A Dutch news outlet confronts the change of play in the Old Masters market since the discovery of several exceptionally good forgeries that are roiling the private market. The unexpected twist is that Sotheby’s has stolen a march on the market and now threatens to overshadow the trust in dealers:
“Collectors are being given the impression that it’s safer to buy art at an auction house than at a fair: at least an auction house will pay compensation if it’s a forgery,” says one insider.
Today’s opening of TEFAF in Maastricht, the world’s leading Old Master fair, puts this in sharp relief. It also raises the issue of TEFAF’s vetting and whether the fair’s vetting protects buyers:

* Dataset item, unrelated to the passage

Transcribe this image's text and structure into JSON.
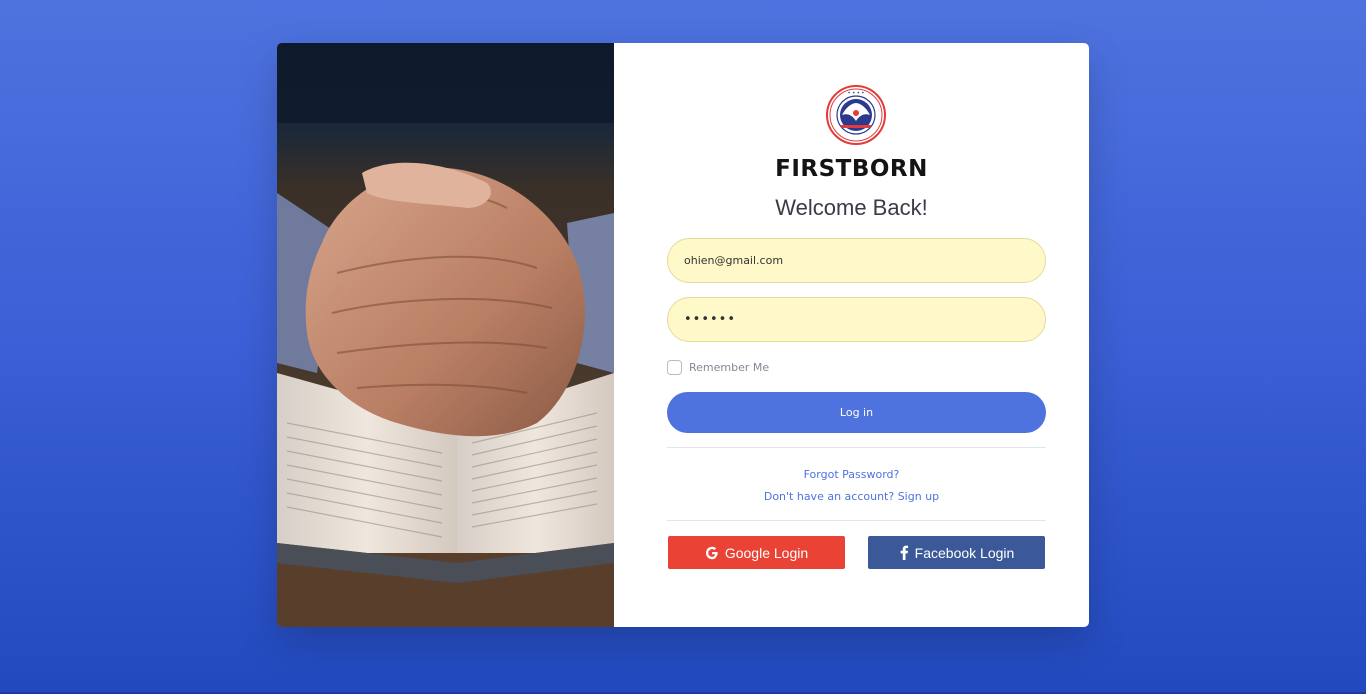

Could a number of old masters, bought by French collector Giuliano Ruffini and recently exposed as modern forgeries, have slipped through the screening at Tefaf Maastricht, the most prestigious art fair in the world? Henk van Os, the chairman of the Tefaf vetting committee ponders for a few moments. “Yes, I think they could,” he says finally. The former director of the Rijksmuseum is not the only one who thinks so. Long-time Tefaf dealers like Bob Haboldt and Niels de Boer agree. Haboldt: “Forgeries have got through in the past.” De Boer: “These are the best forgeries ever, shockingly good.” […]
As chairman of the Tefaf vetting committee Henk van Os’s role is limited: he is the referee but the board makes the rules. He has his doubts about the rule which states dealers can only be banned if they have sold forgeries at Tefaf itself. He will, he says, bring this up with the board.